Task =
A single number is needed: how many lines of the data hold the word "страницы".

(Excerpts from an interface dataset)
Start of Block
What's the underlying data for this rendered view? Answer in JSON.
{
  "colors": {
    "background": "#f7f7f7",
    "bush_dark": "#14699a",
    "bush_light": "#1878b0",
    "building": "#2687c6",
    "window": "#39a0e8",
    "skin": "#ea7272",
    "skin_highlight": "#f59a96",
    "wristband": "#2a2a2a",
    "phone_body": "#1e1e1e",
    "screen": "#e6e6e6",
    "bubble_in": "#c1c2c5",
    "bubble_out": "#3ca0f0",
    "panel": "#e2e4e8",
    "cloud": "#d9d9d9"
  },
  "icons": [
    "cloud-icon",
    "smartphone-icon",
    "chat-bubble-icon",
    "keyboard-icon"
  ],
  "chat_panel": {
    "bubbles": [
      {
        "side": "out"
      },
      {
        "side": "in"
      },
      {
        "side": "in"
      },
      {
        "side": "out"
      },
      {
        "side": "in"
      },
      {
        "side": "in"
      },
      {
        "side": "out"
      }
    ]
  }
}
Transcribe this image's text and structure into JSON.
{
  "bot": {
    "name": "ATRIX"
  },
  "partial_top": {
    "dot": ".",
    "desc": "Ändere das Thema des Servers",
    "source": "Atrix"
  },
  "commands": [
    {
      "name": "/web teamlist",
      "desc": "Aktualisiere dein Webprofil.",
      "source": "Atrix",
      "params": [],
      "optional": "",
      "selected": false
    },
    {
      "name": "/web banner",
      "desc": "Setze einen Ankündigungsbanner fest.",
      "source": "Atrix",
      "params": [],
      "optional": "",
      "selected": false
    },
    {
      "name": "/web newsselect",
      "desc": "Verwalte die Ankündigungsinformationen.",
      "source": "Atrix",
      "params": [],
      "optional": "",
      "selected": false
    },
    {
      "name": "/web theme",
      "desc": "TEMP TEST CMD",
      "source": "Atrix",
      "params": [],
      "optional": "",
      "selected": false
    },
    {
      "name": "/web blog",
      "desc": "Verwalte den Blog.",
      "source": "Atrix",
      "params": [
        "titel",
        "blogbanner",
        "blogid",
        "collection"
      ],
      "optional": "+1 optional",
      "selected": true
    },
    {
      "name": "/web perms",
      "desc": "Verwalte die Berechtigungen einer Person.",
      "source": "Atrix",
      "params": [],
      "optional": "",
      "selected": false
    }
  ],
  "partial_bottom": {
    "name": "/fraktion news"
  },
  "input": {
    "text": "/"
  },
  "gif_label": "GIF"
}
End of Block
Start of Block
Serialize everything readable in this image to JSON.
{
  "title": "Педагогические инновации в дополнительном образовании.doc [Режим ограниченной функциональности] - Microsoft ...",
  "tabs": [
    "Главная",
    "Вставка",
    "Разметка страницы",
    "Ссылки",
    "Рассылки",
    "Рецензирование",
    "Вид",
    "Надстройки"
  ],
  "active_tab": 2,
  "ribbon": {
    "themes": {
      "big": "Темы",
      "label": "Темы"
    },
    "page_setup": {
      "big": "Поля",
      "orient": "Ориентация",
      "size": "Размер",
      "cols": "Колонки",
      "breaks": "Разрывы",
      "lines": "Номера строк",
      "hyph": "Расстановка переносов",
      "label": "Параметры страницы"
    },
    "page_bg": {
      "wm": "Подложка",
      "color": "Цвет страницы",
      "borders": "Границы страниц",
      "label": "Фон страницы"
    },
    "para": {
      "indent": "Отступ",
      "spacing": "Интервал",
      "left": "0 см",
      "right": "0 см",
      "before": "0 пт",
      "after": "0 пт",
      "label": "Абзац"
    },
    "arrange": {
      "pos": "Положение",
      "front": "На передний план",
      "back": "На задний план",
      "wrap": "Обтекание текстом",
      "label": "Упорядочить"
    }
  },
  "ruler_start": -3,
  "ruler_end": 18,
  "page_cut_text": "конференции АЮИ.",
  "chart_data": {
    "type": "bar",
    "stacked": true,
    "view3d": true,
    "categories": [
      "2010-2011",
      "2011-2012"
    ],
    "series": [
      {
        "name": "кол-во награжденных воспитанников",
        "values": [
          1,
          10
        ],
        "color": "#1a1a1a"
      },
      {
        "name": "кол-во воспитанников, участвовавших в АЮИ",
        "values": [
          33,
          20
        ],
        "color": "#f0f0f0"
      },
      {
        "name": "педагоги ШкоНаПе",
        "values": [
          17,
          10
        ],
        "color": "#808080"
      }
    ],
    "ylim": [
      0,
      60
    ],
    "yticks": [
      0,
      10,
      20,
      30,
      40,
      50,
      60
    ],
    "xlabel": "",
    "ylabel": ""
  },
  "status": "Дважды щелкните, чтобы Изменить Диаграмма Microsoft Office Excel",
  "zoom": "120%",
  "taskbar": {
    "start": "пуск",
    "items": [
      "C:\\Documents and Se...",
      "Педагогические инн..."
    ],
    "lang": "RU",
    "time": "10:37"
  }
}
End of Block
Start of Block
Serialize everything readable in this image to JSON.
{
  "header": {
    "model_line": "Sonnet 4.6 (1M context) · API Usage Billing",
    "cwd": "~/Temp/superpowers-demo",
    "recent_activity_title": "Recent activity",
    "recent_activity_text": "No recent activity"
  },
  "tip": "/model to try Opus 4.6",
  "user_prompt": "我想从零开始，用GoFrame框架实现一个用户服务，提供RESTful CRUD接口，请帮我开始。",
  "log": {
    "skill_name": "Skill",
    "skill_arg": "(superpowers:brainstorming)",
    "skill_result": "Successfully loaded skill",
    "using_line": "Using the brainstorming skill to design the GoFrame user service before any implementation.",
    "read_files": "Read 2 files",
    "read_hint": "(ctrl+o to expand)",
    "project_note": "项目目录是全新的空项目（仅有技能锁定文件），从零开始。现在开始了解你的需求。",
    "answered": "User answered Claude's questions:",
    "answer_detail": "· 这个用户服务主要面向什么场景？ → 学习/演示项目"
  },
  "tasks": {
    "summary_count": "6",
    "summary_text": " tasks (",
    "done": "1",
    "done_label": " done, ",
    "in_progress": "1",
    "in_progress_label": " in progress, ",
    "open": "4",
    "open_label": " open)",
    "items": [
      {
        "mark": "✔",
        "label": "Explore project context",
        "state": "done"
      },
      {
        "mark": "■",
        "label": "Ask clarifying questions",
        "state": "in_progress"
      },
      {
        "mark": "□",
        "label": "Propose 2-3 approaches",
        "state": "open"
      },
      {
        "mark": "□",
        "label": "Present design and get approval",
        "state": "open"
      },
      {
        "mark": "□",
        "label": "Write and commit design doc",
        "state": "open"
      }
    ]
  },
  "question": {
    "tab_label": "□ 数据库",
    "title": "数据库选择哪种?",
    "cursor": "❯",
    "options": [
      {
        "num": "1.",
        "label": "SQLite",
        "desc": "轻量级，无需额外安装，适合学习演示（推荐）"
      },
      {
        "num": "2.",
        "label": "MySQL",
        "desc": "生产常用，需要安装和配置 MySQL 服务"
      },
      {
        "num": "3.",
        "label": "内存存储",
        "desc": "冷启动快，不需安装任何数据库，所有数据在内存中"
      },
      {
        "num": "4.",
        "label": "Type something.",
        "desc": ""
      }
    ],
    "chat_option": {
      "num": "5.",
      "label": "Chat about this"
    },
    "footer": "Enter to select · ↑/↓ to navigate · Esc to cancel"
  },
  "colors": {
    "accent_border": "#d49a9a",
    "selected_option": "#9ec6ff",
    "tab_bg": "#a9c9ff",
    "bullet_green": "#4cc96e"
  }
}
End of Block
Result of this exercise =
4